## YOUR ASSIGNMENT
A precise reproduction of every record below is needed, minus the pictures.

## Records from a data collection

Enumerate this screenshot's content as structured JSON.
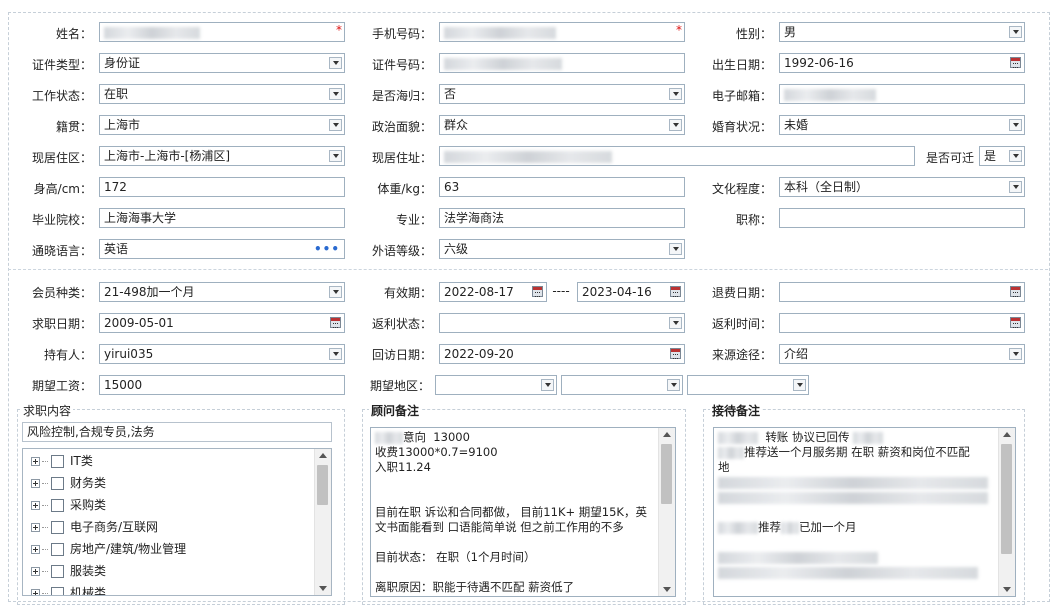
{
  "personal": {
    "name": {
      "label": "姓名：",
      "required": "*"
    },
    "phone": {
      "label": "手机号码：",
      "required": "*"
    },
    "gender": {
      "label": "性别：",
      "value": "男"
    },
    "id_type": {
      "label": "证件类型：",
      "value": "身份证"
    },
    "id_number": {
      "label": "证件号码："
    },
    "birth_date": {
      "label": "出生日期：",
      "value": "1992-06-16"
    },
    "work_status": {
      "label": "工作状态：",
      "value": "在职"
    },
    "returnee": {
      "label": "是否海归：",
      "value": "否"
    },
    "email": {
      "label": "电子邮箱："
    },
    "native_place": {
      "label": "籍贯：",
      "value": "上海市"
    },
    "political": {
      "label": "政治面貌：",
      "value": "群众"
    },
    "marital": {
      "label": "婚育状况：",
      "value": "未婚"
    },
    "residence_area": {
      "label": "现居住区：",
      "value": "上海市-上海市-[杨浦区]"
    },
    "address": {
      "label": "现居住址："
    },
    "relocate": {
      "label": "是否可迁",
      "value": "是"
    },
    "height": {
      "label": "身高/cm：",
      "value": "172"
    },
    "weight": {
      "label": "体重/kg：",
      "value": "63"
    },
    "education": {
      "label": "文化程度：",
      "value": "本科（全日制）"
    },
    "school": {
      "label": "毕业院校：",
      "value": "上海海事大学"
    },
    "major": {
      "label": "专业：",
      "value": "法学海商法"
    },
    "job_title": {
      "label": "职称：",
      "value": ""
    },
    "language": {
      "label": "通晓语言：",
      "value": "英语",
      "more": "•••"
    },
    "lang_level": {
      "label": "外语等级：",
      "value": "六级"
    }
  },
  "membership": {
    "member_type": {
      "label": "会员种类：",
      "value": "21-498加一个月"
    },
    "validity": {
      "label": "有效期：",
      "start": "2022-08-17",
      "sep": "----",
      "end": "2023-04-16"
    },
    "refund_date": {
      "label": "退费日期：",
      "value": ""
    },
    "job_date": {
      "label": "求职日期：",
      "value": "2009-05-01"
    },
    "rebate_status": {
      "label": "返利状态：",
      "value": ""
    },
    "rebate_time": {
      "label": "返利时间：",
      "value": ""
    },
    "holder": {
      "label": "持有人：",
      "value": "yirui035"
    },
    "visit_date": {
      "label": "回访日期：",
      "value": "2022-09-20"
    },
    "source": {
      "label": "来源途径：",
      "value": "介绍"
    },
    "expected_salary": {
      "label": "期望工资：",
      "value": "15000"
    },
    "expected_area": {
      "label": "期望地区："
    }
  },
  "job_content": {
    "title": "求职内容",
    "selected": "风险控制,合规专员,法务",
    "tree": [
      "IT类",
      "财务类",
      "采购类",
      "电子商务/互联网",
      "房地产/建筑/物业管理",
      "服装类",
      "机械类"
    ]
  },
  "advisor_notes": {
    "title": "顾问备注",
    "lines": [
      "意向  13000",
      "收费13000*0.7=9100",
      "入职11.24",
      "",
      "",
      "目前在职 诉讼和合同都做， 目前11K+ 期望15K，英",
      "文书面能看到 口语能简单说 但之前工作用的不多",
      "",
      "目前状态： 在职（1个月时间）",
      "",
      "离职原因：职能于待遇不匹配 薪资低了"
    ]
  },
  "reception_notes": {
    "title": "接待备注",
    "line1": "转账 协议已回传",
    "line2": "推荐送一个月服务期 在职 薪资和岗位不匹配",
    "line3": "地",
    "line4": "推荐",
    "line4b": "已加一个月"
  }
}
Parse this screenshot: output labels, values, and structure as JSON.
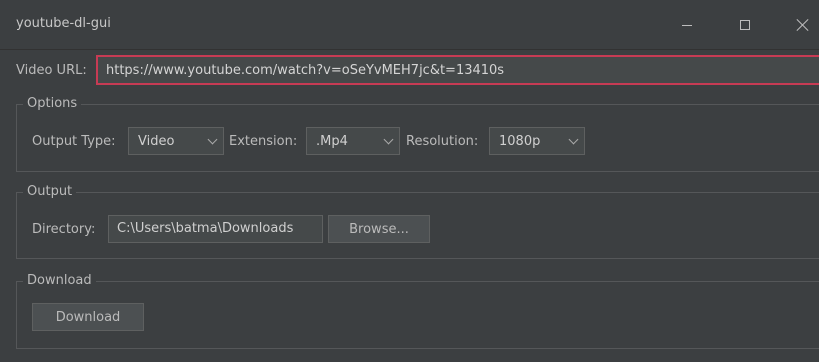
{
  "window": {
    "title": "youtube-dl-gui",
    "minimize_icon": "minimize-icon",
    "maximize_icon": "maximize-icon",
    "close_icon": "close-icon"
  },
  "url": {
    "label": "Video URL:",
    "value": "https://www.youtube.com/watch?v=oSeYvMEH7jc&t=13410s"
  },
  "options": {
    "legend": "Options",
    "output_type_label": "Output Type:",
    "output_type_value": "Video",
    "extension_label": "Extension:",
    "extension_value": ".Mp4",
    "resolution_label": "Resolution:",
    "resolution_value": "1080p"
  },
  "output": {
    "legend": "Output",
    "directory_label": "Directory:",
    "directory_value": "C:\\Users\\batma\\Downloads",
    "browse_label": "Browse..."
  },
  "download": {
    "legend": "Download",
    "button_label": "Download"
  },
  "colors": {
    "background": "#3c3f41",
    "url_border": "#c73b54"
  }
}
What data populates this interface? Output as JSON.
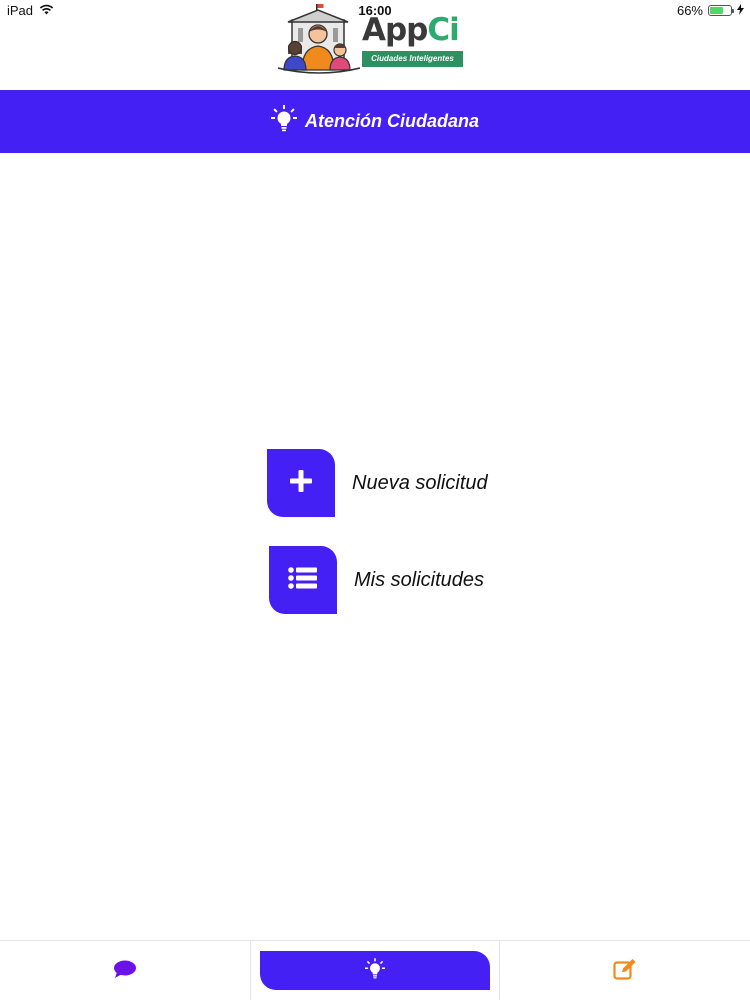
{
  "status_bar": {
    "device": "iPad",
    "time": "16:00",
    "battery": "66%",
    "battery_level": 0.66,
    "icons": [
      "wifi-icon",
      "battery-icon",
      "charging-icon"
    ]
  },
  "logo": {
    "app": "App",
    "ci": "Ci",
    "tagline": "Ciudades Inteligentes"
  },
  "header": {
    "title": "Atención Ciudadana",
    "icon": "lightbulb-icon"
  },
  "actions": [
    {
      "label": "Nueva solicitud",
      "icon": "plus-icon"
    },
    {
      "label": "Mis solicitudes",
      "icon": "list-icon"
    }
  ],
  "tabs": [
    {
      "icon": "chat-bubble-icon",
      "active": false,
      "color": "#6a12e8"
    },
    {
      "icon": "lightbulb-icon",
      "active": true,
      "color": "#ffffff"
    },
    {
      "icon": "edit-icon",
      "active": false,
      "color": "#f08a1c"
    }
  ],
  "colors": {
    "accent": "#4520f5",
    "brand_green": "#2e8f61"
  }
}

## EXERCISE SOLUTION
Enumerate this screenshot's content as structured JSON.
{
  "personal": {
    "name": {
      "label": "姓名：",
      "required": "*"
    },
    "phone": {
      "label": "手机号码：",
      "required": "*"
    },
    "gender": {
      "label": "性别：",
      "value": "男"
    },
    "id_type": {
      "label": "证件类型：",
      "value": "身份证"
    },
    "id_number": {
      "label": "证件号码："
    },
    "birth_date": {
      "label": "出生日期：",
      "value": "1992-06-16"
    },
    "work_status": {
      "label": "工作状态：",
      "value": "在职"
    },
    "returnee": {
      "label": "是否海归：",
      "value": "否"
    },
    "email": {
      "label": "电子邮箱："
    },
    "native_place": {
      "label": "籍贯：",
      "value": "上海市"
    },
    "political": {
      "label": "政治面貌：",
      "value": "群众"
    },
    "marital": {
      "label": "婚育状况：",
      "value": "未婚"
    },
    "residence_area": {
      "label": "现居住区：",
      "value": "上海市-上海市-[杨浦区]"
    },
    "address": {
      "label": "现居住址："
    },
    "relocate": {
      "label": "是否可迁",
      "value": "是"
    },
    "height": {
      "label": "身高/cm：",
      "value": "172"
    },
    "weight": {
      "label": "体重/kg：",
      "value": "63"
    },
    "education": {
      "label": "文化程度：",
      "value": "本科（全日制）"
    },
    "school": {
      "label": "毕业院校：",
      "value": "上海海事大学"
    },
    "major": {
      "label": "专业：",
      "value": "法学海商法"
    },
    "job_title": {
      "label": "职称：",
      "value": ""
    },
    "language": {
      "label": "通晓语言：",
      "value": "英语",
      "more": "•••"
    },
    "lang_level": {
      "label": "外语等级：",
      "value": "六级"
    }
  },
  "membership": {
    "member_type": {
      "label": "会员种类：",
      "value": "21-498加一个月"
    },
    "validity": {
      "label": "有效期：",
      "start": "2022-08-17",
      "sep": "----",
      "end": "2023-04-16"
    },
    "refund_date": {
      "label": "退费日期：",
      "value": ""
    },
    "job_date": {
      "label": "求职日期：",
      "value": "2009-05-01"
    },
    "rebate_status": {
      "label": "返利状态：",
      "value": ""
    },
    "rebate_time": {
      "label": "返利时间：",
      "value": ""
    },
    "holder": {
      "label": "持有人：",
      "value": "yirui035"
    },
    "visit_date": {
      "label": "回访日期：",
      "value": "2022-09-20"
    },
    "source": {
      "label": "来源途径：",
      "value": "介绍"
    },
    "expected_salary": {
      "label": "期望工资：",
      "value": "15000"
    },
    "expected_area": {
      "label": "期望地区："
    }
  },
  "job_content": {
    "title": "求职内容",
    "selected": "风险控制,合规专员,法务",
    "tree": [
      "IT类",
      "财务类",
      "采购类",
      "电子商务/互联网",
      "房地产/建筑/物业管理",
      "服装类",
      "机械类"
    ]
  },
  "advisor_notes": {
    "title": "顾问备注",
    "lines": [
      "意向  13000",
      "收费13000*0.7=9100",
      "入职11.24",
      "",
      "",
      "目前在职 诉讼和合同都做， 目前11K+ 期望15K，英",
      "文书面能看到 口语能简单说 但之前工作用的不多",
      "",
      "目前状态： 在职（1个月时间）",
      "",
      "离职原因：职能于待遇不匹配 薪资低了"
    ]
  },
  "reception_notes": {
    "title": "接待备注",
    "line1": "转账 协议已回传",
    "line2": "推荐送一个月服务期 在职 薪资和岗位不匹配",
    "line3": "地",
    "line4": "推荐",
    "line4b": "已加一个月"
  }
}
Parse this screenshot: output labels, values, and structure as JSON.
{
  "window": {
    "title": "youtube-dl-gui",
    "minimize_icon": "minimize-icon",
    "maximize_icon": "maximize-icon",
    "close_icon": "close-icon"
  },
  "url": {
    "label": "Video URL:",
    "value": "https://www.youtube.com/watch?v=oSeYvMEH7jc&t=13410s"
  },
  "options": {
    "legend": "Options",
    "output_type_label": "Output Type:",
    "output_type_value": "Video",
    "extension_label": "Extension:",
    "extension_value": ".Mp4",
    "resolution_label": "Resolution:",
    "resolution_value": "1080p"
  },
  "output": {
    "legend": "Output",
    "directory_label": "Directory:",
    "directory_value": "C:\\Users\\batma\\Downloads",
    "browse_label": "Browse..."
  },
  "download": {
    "legend": "Download",
    "button_label": "Download"
  },
  "colors": {
    "background": "#3c3f41",
    "url_border": "#c73b54"
  }
}
What data populates this interface? Output as JSON.
{
  "status_bar": {
    "device": "iPad",
    "time": "16:00",
    "battery": "66%",
    "battery_level": 0.66,
    "icons": [
      "wifi-icon",
      "battery-icon",
      "charging-icon"
    ]
  },
  "logo": {
    "app": "App",
    "ci": "Ci",
    "tagline": "Ciudades Inteligentes"
  },
  "header": {
    "title": "Atención Ciudadana",
    "icon": "lightbulb-icon"
  },
  "actions": [
    {
      "label": "Nueva solicitud",
      "icon": "plus-icon"
    },
    {
      "label": "Mis solicitudes",
      "icon": "list-icon"
    }
  ],
  "tabs": [
    {
      "icon": "chat-bubble-icon",
      "active": false,
      "color": "#6a12e8"
    },
    {
      "icon": "lightbulb-icon",
      "active": true,
      "color": "#ffffff"
    },
    {
      "icon": "edit-icon",
      "active": false,
      "color": "#f08a1c"
    }
  ],
  "colors": {
    "accent": "#4520f5",
    "brand_green": "#2e8f61"
  }
}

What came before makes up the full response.